Story: Nguy Ha

Story & Photo: Nguy Ha & Le Minh Son

Brightly painted murals have transformed a small fishing village in Quang Nam province

“I am truly moved as portraits of my family were depicted with such beauty on our wall,” said Mrs. Luong Thi Tuong Vy, a resident of Trung Thanh Village. “They look even more beautiful than in real life! My family enjoys the mural very much and feels proud.”

Another local resident, Mr. Tran Van Dong, said: “These paintings absolutely changed the façade of my house. I find them so colorful and bright. My two children also enjoy them so much. Since these paintings were finished, my store has received more customers.”

Located in Tam Thanh Commune in Quang Nam province, Trung Thanh Village hosted a Korea-Vietnam fine arts exchange project organized by the Korea Foundation and UN-Habitat. Five Korean artists and a group of volunteers from both countries were supported by youngsters from Tam Thanh Commune to create these magical works. Nearly 70 murals were completed in various styles, including painted murals, graffiti and mosaics. The topics were also equally rich and included the coastal inhabitants and their fishing vessels; kids sleeping on a coracle or playing in the sun; a Quang Nam girl selling fruit; and mothers and grandmothers busy packing baskets of fish. You can also spot fantasy figures such as fairies, a snowman or aquarium parks for the local children to admire.

Tourist Vu Thanh Hien explained: “I was on holiday in Hoi An with my family when a friend shared some pictures of these murals. I found out the location of Tam Thanh Commune, Tam Ky City. A new road was recently built across the Cua Dai Bridge and it took my family just one hour to reach the village. It was so worthwhile since this art village is gorgeous. I like the bond between the murals and local daily life, which really sets Vietnam’s first mural village apart.”

The Korea Foundation and the participating artists spent a week doing research here before undertaking the job. They talked with each participating family to understand their needs and exchange ideas. The art director proposed an overall idea for the entire village. The artists sketched the murals’ designs and locals added background colors. Because they were involved in their creation, the locals cherish the final works and are more determined to preserve them. The murals are beautiful and uplifting and teach village kids about the power of fine arts.

Contributing artist Choi Lak Won said: “Trung Thanh reminded me of fishing villages in Korea with its little homes, moderate population density and slower pace of life. I hope my works will help to make the locals happier and cheerier. With its clean azure beaches, in the foreseeable future this mural village will help to make Tam Thanh a fantastic destination for young couples.”

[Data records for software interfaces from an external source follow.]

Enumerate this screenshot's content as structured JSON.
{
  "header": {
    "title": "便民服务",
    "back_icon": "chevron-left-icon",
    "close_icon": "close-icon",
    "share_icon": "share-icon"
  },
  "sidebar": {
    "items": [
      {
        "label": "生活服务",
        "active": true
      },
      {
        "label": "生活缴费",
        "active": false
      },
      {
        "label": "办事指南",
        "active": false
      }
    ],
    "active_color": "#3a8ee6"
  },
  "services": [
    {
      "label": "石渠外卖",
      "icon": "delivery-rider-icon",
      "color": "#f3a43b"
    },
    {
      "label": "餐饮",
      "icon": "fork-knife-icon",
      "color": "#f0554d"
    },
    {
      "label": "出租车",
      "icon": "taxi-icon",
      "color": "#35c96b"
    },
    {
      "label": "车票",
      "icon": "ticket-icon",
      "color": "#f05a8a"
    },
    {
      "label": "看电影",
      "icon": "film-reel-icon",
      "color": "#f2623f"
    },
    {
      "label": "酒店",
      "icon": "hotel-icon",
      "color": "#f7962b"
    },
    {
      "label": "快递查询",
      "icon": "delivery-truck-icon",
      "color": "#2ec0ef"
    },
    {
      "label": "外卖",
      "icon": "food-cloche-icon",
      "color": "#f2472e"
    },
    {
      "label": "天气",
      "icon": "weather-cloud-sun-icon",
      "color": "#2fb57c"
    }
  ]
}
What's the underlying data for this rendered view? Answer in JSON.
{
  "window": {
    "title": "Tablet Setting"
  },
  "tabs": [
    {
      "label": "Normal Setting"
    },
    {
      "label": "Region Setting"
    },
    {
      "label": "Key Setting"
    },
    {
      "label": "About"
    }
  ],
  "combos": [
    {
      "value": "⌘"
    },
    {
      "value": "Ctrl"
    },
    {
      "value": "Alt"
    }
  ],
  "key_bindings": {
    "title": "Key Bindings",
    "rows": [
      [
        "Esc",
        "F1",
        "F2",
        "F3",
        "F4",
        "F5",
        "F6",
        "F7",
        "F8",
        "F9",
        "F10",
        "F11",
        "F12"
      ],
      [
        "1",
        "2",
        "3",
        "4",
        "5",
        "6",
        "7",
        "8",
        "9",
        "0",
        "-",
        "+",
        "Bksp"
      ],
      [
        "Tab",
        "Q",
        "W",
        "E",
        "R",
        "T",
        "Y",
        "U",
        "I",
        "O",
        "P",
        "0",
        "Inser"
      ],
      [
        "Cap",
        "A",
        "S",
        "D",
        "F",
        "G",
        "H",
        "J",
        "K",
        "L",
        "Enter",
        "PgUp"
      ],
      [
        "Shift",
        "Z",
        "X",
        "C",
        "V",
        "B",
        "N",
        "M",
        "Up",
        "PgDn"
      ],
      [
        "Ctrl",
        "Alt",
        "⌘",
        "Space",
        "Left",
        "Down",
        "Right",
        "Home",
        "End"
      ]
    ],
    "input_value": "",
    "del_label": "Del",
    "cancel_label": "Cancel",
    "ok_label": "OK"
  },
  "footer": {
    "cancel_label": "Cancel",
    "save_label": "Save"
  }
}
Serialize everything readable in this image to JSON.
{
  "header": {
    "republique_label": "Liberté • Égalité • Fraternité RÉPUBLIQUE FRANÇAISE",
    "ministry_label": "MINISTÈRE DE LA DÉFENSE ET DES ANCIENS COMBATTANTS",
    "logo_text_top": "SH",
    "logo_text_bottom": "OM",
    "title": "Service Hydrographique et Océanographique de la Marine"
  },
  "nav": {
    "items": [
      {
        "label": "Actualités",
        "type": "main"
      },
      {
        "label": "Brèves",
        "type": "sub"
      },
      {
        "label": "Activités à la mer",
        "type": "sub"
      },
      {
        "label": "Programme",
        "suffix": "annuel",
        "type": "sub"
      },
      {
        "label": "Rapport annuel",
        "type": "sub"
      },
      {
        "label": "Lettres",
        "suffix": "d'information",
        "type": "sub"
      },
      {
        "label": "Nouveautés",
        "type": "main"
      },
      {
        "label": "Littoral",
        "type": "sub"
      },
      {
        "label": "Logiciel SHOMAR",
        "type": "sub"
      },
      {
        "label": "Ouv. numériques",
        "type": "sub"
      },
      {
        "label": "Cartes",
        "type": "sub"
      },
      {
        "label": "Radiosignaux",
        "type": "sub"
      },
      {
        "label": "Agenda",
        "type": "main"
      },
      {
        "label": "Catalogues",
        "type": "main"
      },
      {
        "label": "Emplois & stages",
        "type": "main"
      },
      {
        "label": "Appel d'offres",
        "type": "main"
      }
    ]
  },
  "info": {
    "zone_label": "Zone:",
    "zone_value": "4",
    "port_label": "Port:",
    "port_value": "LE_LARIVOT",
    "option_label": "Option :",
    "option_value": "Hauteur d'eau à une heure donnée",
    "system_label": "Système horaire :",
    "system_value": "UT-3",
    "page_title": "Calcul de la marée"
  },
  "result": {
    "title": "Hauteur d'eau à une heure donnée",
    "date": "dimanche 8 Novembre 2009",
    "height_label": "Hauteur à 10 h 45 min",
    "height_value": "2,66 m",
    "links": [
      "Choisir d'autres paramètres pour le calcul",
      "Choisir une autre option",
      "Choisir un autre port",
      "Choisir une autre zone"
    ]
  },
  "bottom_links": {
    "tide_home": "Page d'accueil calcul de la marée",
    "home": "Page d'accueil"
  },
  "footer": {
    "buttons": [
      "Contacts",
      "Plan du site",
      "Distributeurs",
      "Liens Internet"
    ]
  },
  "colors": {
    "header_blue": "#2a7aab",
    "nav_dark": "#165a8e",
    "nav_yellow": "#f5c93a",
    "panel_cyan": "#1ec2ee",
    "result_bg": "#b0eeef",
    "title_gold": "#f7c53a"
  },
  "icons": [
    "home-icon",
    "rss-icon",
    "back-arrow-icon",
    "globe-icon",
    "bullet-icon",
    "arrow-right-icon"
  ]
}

Korea Foundation representative Mr. Park Kyong Chul said: “Cultural tourism is on the rise in Korea and murals offer huge value for cultural tourism. This project, as well as improving people’s lives and introducing them to the arts, also brings new opportunities for exchange to enhance the close ties between Vietnam and Korea.” Working with locals to create murals has met with success in places around the world, including Dongpirang Street in Tongyeong, Korea and in Medellin, Colombia. As well as adding beauty to communities, these murals help to draw tourists and boost locals’ incomes.